→ **REQUIREMENT**
Copy exactly, and only, the lines from the one containing "Transcribe this image's" through the last line of the records below.

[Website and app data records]
######

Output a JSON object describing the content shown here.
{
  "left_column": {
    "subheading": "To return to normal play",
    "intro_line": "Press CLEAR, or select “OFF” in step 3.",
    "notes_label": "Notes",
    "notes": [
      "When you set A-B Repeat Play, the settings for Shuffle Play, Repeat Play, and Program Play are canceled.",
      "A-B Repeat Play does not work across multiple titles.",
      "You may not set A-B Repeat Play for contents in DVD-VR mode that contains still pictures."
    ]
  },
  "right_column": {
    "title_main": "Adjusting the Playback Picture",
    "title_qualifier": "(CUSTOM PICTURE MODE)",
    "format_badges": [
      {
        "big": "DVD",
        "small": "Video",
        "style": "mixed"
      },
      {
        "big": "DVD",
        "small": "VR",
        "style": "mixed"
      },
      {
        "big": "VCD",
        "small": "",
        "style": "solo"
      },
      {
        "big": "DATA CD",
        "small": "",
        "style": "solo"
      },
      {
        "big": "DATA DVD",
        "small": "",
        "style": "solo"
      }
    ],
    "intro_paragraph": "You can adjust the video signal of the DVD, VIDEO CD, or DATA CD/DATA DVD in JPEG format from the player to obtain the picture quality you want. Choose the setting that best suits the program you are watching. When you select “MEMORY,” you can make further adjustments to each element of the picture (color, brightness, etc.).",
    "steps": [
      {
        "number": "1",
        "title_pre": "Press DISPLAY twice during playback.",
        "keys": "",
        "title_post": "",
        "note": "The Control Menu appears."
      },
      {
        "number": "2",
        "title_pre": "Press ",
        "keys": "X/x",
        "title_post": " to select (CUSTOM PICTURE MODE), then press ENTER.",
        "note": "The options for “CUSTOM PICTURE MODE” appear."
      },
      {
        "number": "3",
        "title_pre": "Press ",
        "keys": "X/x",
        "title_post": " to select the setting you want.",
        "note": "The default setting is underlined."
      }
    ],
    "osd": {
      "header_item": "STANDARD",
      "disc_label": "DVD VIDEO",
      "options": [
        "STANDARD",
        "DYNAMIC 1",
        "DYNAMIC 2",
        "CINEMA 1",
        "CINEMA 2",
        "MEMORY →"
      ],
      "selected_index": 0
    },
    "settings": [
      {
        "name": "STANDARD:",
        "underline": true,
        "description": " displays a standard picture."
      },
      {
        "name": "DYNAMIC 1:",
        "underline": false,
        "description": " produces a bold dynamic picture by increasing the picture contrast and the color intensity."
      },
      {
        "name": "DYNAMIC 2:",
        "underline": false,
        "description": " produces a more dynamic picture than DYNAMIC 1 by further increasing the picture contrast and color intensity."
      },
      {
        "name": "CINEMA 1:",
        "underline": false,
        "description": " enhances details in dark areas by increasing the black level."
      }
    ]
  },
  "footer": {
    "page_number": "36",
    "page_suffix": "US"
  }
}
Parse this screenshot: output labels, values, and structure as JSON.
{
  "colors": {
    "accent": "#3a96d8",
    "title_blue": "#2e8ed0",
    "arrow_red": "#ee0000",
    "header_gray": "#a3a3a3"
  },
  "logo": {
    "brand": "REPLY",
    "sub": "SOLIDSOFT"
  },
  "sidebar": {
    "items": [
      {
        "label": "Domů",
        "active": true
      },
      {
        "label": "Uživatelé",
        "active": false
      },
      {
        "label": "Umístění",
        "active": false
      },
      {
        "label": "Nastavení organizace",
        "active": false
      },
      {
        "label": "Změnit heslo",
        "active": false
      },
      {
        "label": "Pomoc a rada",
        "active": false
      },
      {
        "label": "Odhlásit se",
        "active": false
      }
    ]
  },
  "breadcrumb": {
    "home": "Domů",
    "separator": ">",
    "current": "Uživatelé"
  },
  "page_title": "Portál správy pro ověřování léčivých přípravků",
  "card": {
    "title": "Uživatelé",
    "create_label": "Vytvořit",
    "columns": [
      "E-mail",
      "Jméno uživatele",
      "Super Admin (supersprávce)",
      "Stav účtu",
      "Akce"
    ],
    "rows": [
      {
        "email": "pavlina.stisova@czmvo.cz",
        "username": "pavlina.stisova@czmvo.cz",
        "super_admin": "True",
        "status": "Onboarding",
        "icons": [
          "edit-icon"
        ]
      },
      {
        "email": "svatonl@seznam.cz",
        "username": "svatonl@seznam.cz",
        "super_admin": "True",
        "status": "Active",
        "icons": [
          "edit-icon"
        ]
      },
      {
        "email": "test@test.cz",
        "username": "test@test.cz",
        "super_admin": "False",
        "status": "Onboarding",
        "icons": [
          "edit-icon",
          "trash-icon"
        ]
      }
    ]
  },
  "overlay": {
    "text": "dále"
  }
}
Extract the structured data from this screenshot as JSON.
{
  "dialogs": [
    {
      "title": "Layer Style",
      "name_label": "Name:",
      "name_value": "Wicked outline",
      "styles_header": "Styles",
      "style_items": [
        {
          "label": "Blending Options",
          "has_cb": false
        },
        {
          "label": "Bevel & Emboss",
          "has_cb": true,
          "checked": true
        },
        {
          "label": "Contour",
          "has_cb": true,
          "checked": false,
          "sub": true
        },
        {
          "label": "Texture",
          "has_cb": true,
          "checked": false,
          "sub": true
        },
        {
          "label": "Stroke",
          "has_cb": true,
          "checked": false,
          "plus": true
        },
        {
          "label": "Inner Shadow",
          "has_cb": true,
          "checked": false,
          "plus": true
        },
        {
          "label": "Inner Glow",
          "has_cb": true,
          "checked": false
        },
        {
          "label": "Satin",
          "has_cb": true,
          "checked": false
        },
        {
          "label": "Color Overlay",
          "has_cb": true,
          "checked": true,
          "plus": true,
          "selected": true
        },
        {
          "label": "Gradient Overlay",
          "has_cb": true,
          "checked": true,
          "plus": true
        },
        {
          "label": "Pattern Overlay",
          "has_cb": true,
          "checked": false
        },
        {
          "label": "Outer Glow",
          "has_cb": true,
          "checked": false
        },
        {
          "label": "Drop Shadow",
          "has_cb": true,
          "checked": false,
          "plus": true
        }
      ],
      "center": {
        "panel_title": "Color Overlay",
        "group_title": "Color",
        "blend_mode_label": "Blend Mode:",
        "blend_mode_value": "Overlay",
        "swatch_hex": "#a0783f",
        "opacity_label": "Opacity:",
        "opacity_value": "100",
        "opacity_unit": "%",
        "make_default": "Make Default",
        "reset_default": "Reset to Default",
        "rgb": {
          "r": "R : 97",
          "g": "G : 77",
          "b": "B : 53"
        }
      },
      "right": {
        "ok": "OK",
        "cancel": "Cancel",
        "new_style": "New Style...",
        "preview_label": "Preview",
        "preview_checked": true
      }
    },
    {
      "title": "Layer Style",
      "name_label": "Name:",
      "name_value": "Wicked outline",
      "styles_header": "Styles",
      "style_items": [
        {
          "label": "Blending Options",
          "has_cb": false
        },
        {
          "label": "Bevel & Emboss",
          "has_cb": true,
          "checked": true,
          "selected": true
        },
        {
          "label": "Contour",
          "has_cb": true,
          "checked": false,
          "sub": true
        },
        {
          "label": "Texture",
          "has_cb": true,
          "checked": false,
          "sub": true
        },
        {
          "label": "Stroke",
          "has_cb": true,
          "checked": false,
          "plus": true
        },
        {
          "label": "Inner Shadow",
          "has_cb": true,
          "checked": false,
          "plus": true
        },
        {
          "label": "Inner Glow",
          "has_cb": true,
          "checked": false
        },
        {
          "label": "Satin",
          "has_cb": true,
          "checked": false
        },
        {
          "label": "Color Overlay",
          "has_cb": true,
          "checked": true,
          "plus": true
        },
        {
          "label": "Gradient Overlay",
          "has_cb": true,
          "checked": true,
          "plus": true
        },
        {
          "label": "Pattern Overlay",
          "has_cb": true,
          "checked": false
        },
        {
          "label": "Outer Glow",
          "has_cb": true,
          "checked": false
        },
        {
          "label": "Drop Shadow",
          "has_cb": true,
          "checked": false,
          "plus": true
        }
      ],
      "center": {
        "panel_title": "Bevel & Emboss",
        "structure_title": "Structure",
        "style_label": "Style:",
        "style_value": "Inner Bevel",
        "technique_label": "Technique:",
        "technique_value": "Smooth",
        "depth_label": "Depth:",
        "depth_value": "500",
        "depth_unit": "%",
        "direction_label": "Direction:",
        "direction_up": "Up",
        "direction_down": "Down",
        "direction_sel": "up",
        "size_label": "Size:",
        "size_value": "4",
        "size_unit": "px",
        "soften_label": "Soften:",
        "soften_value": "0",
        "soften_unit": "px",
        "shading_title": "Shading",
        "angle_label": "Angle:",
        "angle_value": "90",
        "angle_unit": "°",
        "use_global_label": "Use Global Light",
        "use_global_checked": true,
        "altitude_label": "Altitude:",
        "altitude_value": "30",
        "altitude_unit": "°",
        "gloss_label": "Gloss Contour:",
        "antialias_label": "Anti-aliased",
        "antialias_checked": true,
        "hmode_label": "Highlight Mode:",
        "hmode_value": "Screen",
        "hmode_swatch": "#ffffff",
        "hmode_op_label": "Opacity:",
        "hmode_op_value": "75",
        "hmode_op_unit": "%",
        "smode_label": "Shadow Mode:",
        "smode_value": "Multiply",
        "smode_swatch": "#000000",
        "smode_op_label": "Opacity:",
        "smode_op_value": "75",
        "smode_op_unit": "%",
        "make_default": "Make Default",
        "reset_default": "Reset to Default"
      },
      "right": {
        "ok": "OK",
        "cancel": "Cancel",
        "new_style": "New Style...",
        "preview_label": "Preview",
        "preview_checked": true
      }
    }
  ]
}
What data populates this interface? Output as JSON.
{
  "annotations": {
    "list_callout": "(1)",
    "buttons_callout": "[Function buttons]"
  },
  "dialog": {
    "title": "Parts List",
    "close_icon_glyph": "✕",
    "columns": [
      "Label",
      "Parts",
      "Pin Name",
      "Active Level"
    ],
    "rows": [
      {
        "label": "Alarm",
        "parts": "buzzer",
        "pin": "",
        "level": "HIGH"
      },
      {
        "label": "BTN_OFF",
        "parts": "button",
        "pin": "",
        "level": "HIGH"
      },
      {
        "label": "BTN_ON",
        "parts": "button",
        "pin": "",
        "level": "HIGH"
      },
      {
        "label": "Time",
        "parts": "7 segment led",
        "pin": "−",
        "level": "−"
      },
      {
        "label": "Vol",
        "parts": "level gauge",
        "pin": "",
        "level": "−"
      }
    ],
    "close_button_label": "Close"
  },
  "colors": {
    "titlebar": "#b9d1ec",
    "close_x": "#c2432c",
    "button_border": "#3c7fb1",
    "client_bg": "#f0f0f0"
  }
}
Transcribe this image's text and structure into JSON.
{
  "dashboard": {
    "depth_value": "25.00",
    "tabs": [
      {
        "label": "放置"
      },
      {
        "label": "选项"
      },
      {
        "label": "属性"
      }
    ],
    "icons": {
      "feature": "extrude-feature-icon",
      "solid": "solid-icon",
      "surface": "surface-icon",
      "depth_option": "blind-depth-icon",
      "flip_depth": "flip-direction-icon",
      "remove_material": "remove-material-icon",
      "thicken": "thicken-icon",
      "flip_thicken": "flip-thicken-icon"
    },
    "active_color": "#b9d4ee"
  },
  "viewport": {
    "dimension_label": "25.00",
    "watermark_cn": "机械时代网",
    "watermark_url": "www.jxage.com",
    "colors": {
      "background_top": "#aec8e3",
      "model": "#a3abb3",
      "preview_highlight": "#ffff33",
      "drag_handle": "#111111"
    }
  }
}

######

→ **COMPLETED TASK**
Transcribe this image's text and structure into JSON.
{
  "dashboard": {
    "depth_value": "25.00",
    "tabs": [
      {
        "label": "放置"
      },
      {
        "label": "选项"
      },
      {
        "label": "属性"
      }
    ],
    "icons": {
      "feature": "extrude-feature-icon",
      "solid": "solid-icon",
      "surface": "surface-icon",
      "depth_option": "blind-depth-icon",
      "flip_depth": "flip-direction-icon",
      "remove_material": "remove-material-icon",
      "thicken": "thicken-icon",
      "flip_thicken": "flip-thicken-icon"
    },
    "active_color": "#b9d4ee"
  },
  "viewport": {
    "dimension_label": "25.00",
    "watermark_cn": "机械时代网",
    "watermark_url": "www.jxage.com",
    "colors": {
      "background_top": "#aec8e3",
      "model": "#a3abb3",
      "preview_highlight": "#ffff33",
      "drag_handle": "#111111"
    }
  }
}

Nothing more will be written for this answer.